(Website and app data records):
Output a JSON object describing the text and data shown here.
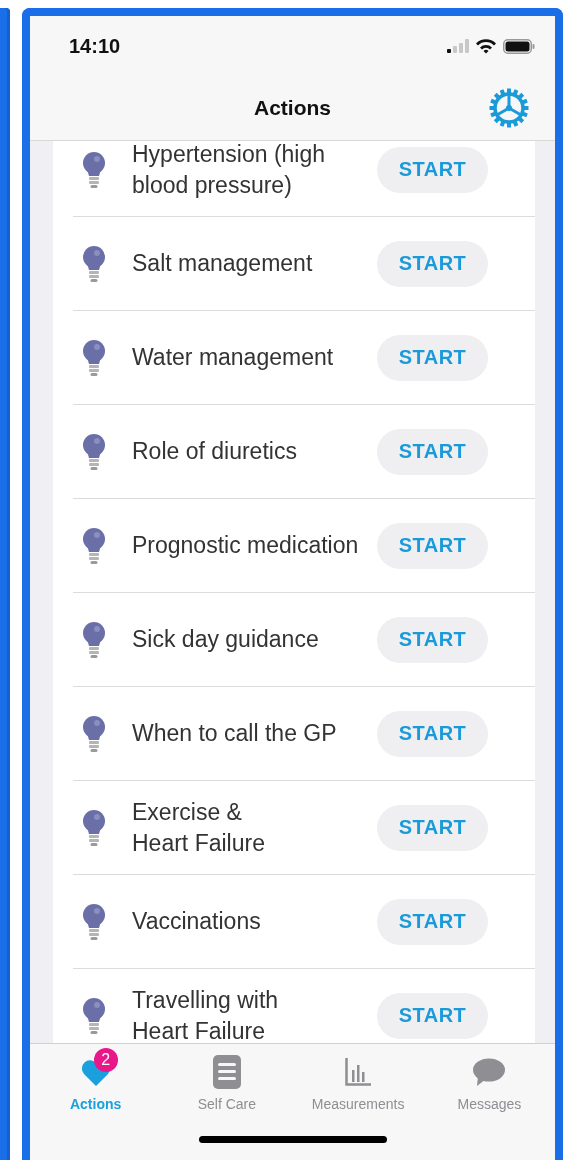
{
  "status_bar": {
    "time": "14:10"
  },
  "nav_bar": {
    "title": "Actions"
  },
  "actions": [
    {
      "label": "Hypertension (high blood pressure)",
      "button": "START"
    },
    {
      "label": "Salt management",
      "button": "START"
    },
    {
      "label": "Water management",
      "button": "START"
    },
    {
      "label": "Role of diuretics",
      "button": "START"
    },
    {
      "label": "Prognostic medication",
      "button": "START"
    },
    {
      "label": "Sick day guidance",
      "button": "START"
    },
    {
      "label": "When to call the GP",
      "button": "START"
    },
    {
      "label": "Exercise &\nHeart Failure",
      "button": "START"
    },
    {
      "label": "Vaccinations",
      "button": "START"
    },
    {
      "label": "Travelling with\nHeart Failure",
      "button": "START"
    }
  ],
  "tab_bar": [
    {
      "label": "Actions",
      "selected": true,
      "badge": "2"
    },
    {
      "label": "Self Care",
      "selected": false
    },
    {
      "label": "Measurements",
      "selected": false
    },
    {
      "label": "Messages",
      "selected": false
    }
  ]
}
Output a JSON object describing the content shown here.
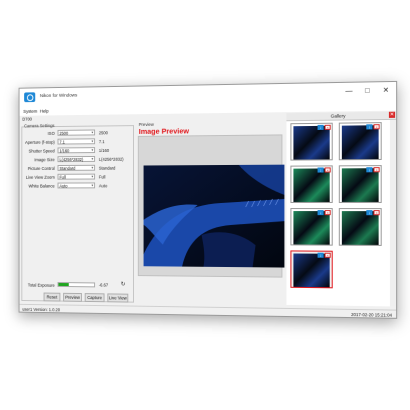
{
  "window": {
    "title": "Nikon for Windows",
    "controls": {
      "minimize": "—",
      "maximize": "□",
      "close": "✕"
    }
  },
  "menu": {
    "items": [
      "System",
      "Help"
    ]
  },
  "camera_model": "D700",
  "camera_settings": {
    "title": "Camera Settings",
    "rows": [
      {
        "label": "ISO",
        "selected": "2500",
        "value": "2500"
      },
      {
        "label": "Aperture (f-stop)",
        "selected": "7.1",
        "value": "7.1"
      },
      {
        "label": "Shutter Speed",
        "selected": "1/160",
        "value": "1/160"
      },
      {
        "label": "Image Size",
        "selected": "L(4256*2832)",
        "value": "L(4256*2832)"
      },
      {
        "label": "Picture Control",
        "selected": "Standard",
        "value": "Standard"
      },
      {
        "label": "Live View Zoom",
        "selected": "Full",
        "value": "Full"
      },
      {
        "label": "White Balance",
        "selected": "Auto",
        "value": "Auto"
      }
    ],
    "exposure": {
      "label": "Total Exposure",
      "fill_fraction": 0.3,
      "value": "-6.67"
    },
    "buttons": [
      "Reset",
      "Preview",
      "Capture",
      "Live View"
    ]
  },
  "preview": {
    "caption": "Preview",
    "heading": "Image Preview"
  },
  "gallery": {
    "title": "Gallery",
    "close_glyph": "✕",
    "thumbnail_count": 7,
    "thumbnail_tints": [
      "#1a3a8a",
      "#1a3a8a",
      "#1c8a5a",
      "#1c7a50",
      "#1c8a5a",
      "#1c7a50",
      "#1a3a8a"
    ],
    "selected_index": 6
  },
  "status": {
    "left": "user1 Version: 1.0.20",
    "right": "2017-02-20 15:21:04"
  },
  "colors": {
    "accent": "#1e88d6",
    "heading_red": "#e0161b",
    "exposure_green": "#1fa51f"
  }
}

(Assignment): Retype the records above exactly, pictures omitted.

(Written answer):
Output a JSON object describing the text and data shown here.
{
  "status_bar": {
    "time": "14:10"
  },
  "nav_bar": {
    "title": "Actions"
  },
  "actions": [
    {
      "label": "Hypertension (high blood pressure)",
      "button": "START"
    },
    {
      "label": "Salt management",
      "button": "START"
    },
    {
      "label": "Water management",
      "button": "START"
    },
    {
      "label": "Role of diuretics",
      "button": "START"
    },
    {
      "label": "Prognostic medication",
      "button": "START"
    },
    {
      "label": "Sick day guidance",
      "button": "START"
    },
    {
      "label": "When to call the GP",
      "button": "START"
    },
    {
      "label": "Exercise &\nHeart Failure",
      "button": "START"
    },
    {
      "label": "Vaccinations",
      "button": "START"
    },
    {
      "label": "Travelling with\nHeart Failure",
      "button": "START"
    }
  ],
  "tab_bar": [
    {
      "label": "Actions",
      "selected": true,
      "badge": "2"
    },
    {
      "label": "Self Care",
      "selected": false
    },
    {
      "label": "Measurements",
      "selected": false
    },
    {
      "label": "Messages",
      "selected": false
    }
  ]
}
Output a JSON object describing the content shown here.
{
  "window": {
    "title": "Nikon for Windows",
    "controls": {
      "minimize": "—",
      "maximize": "□",
      "close": "✕"
    }
  },
  "menu": {
    "items": [
      "System",
      "Help"
    ]
  },
  "camera_model": "D700",
  "camera_settings": {
    "title": "Camera Settings",
    "rows": [
      {
        "label": "ISO",
        "selected": "2500",
        "value": "2500"
      },
      {
        "label": "Aperture (f-stop)",
        "selected": "7.1",
        "value": "7.1"
      },
      {
        "label": "Shutter Speed",
        "selected": "1/160",
        "value": "1/160"
      },
      {
        "label": "Image Size",
        "selected": "L(4256*2832)",
        "value": "L(4256*2832)"
      },
      {
        "label": "Picture Control",
        "selected": "Standard",
        "value": "Standard"
      },
      {
        "label": "Live View Zoom",
        "selected": "Full",
        "value": "Full"
      },
      {
        "label": "White Balance",
        "selected": "Auto",
        "value": "Auto"
      }
    ],
    "exposure": {
      "label": "Total Exposure",
      "fill_fraction": 0.3,
      "value": "-6.67"
    },
    "buttons": [
      "Reset",
      "Preview",
      "Capture",
      "Live View"
    ]
  },
  "preview": {
    "caption": "Preview",
    "heading": "Image Preview"
  },
  "gallery": {
    "title": "Gallery",
    "close_glyph": "✕",
    "thumbnail_count": 7,
    "thumbnail_tints": [
      "#1a3a8a",
      "#1a3a8a",
      "#1c8a5a",
      "#1c7a50",
      "#1c8a5a",
      "#1c7a50",
      "#1a3a8a"
    ],
    "selected_index": 6
  },
  "status": {
    "left": "user1 Version: 1.0.20",
    "right": "2017-02-20 15:21:04"
  },
  "colors": {
    "accent": "#1e88d6",
    "heading_red": "#e0161b",
    "exposure_green": "#1fa51f"
  }
}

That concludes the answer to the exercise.